Wednesday, we learned that the Southern Workforce Board has decided to outsource the employment service to a Canadian company, a service that's been provided by Big Five Community Services for the past 20 years. Big Five's Executive Director told us two former employees are currently serving on the Southern Workforce Board and claims they awarded the Integrated Services for Adults, Dislocated Worker and Youth Services Contract to another company, out of revenge.

Betty Kashou benefited from the Big Five Community Services under the Integrated Services for Adults, Dislocated Worker and Youth Services Program" for over 15 years and she said it's upsetting the program will no longer be provided by the agency.

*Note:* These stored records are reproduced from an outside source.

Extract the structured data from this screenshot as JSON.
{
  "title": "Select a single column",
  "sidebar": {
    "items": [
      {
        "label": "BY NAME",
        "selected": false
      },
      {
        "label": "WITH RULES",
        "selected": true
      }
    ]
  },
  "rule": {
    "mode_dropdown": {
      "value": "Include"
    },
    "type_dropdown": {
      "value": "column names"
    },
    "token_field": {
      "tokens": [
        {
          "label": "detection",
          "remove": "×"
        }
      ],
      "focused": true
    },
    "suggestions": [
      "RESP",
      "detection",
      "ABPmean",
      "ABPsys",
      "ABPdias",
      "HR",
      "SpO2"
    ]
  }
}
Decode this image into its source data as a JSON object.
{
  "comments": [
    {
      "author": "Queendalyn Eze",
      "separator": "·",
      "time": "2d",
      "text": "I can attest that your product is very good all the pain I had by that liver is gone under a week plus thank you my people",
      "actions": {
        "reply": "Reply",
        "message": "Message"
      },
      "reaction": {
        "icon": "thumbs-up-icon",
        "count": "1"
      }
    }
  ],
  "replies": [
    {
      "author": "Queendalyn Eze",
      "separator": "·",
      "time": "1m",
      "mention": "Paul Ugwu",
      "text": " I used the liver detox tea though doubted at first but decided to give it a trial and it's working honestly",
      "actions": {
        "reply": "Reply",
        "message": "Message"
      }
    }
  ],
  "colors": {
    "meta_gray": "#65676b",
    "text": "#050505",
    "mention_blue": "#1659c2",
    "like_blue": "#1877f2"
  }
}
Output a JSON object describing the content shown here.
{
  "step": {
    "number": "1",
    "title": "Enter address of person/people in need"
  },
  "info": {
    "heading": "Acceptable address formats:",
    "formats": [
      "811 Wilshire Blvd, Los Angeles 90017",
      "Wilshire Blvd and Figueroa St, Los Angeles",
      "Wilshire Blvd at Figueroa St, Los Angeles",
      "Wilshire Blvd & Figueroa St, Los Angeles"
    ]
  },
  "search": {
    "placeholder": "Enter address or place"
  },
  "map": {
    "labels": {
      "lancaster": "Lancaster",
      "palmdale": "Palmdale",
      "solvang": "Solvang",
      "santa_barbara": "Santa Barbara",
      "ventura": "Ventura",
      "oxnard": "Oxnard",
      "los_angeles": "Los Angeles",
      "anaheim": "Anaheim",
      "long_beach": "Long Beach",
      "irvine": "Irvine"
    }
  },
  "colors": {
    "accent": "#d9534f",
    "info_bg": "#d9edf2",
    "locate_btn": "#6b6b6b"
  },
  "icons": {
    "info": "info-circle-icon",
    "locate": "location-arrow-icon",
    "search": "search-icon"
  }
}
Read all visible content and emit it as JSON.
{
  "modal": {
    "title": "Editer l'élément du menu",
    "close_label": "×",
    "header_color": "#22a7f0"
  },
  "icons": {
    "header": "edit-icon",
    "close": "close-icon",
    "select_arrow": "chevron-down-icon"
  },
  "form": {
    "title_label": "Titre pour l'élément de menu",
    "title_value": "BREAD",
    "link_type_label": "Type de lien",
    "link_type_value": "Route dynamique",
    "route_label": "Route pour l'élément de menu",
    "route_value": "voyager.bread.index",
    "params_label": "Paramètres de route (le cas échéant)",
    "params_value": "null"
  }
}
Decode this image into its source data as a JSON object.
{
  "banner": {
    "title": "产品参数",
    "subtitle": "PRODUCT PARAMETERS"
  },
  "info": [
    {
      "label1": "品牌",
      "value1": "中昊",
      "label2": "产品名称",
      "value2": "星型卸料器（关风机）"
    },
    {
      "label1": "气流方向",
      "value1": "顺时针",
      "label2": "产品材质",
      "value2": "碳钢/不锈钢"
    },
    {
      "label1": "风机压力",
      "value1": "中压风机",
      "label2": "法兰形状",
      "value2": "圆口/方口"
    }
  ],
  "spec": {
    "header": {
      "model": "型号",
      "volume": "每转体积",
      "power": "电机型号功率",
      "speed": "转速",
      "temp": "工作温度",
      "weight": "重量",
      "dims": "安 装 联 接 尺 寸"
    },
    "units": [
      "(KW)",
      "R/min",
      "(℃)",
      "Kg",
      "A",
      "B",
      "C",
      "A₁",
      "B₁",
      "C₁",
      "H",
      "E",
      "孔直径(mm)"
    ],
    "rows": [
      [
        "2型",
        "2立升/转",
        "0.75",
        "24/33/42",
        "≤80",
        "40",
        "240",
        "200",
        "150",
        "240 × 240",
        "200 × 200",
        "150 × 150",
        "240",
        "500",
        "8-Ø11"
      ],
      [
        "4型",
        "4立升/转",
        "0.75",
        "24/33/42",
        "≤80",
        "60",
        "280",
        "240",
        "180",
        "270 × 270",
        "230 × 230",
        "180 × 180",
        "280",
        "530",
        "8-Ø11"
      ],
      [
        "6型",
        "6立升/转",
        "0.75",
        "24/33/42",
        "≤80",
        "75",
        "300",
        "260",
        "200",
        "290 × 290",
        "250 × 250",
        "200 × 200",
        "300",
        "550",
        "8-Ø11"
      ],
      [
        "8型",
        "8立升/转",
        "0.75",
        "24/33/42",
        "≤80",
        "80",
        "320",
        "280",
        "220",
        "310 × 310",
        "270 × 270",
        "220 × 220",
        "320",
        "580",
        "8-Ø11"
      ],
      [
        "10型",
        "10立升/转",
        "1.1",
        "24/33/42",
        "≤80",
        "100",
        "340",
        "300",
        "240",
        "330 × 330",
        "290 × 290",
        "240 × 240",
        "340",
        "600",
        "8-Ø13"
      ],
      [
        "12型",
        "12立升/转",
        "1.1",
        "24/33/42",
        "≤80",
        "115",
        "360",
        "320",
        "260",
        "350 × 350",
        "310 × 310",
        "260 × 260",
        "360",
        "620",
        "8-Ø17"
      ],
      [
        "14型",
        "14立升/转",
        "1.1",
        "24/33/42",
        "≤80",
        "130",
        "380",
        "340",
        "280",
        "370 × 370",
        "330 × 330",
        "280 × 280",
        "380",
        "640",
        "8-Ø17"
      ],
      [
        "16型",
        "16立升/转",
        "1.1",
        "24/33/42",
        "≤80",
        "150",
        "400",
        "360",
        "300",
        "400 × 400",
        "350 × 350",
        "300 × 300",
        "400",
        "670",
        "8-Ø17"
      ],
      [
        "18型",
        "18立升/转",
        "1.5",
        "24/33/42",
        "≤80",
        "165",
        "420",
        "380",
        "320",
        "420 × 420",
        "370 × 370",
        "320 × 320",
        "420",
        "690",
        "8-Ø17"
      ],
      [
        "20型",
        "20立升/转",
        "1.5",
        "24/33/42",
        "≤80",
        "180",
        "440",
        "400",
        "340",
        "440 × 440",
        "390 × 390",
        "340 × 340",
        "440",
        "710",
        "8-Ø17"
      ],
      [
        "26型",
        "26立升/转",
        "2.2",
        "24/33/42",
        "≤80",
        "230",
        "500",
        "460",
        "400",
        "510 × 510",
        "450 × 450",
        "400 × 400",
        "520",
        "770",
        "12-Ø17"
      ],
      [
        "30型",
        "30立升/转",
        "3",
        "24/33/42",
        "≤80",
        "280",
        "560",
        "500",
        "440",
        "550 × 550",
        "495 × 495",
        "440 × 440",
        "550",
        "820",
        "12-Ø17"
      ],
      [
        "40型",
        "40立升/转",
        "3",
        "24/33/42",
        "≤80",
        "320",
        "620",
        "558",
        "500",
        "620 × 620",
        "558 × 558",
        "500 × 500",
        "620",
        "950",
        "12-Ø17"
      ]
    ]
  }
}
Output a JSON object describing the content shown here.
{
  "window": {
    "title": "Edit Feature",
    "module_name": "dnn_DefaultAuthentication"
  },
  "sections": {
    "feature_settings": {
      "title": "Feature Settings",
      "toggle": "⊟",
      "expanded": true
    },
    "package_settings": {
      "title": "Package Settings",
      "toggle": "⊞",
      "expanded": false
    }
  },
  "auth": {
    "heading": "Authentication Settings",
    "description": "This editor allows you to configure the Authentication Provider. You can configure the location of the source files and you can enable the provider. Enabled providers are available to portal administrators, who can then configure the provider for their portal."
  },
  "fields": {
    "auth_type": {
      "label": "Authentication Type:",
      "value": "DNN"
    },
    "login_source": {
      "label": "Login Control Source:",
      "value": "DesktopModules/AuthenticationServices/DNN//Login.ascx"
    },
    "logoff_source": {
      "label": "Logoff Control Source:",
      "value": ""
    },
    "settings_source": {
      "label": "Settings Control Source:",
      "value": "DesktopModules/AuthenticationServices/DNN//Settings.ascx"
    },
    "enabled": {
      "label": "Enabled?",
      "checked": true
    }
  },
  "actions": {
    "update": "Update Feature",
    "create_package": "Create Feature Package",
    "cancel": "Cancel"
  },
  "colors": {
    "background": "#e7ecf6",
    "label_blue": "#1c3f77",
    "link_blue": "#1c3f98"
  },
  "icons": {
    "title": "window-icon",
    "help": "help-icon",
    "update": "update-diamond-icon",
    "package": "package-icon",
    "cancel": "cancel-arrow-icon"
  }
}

"If you look around in the community, you realize that there's a lot of people who are struggling and need that helping hand and that program is one of them that give it," she said.

Big Five Executive Director, Kent Watson said the Southern Workforce Board awarded the contract for that program to Res-Care, owned by a Canadian company last week.
He said Big Five had that contract for 20 years and felt the decision was unfair.

"We think the community action should be serving the people of Texoma, not a bunch of suits from Canada," Watson said.

Watson said the decision could jeopardize services for the local unemployed and he feels it's an act of revenge by former employees.

"We've had two employees that leave our employment and go to work for Southern Workforce and all of a sudden we lose our contract. Now the question becomes, why did that happen? Why did we lose that contract so quickly in the most recent bid process?" Watson said.

We stopped by the Southern Workforce Board office, no one was available to comment. But its executive director, Kerry Manning, sent us a statement:

"The Board, at this time, is following the appropriate procurement process. The SWB will only enter into a contract that best serves our customers in out 14 county workforce region."

"We're outraged. We're in the business of serving people, we're not in the business of profit. And this is what this Canadian firm is all about, they're a for profit publicly traded entity," Watson said.

Watson said he's planning to appeal the bid to the Southern Workforce Board to find out why the contract was awarded to the Canadian company. He also said they've notified local lawmakers to look into the issue.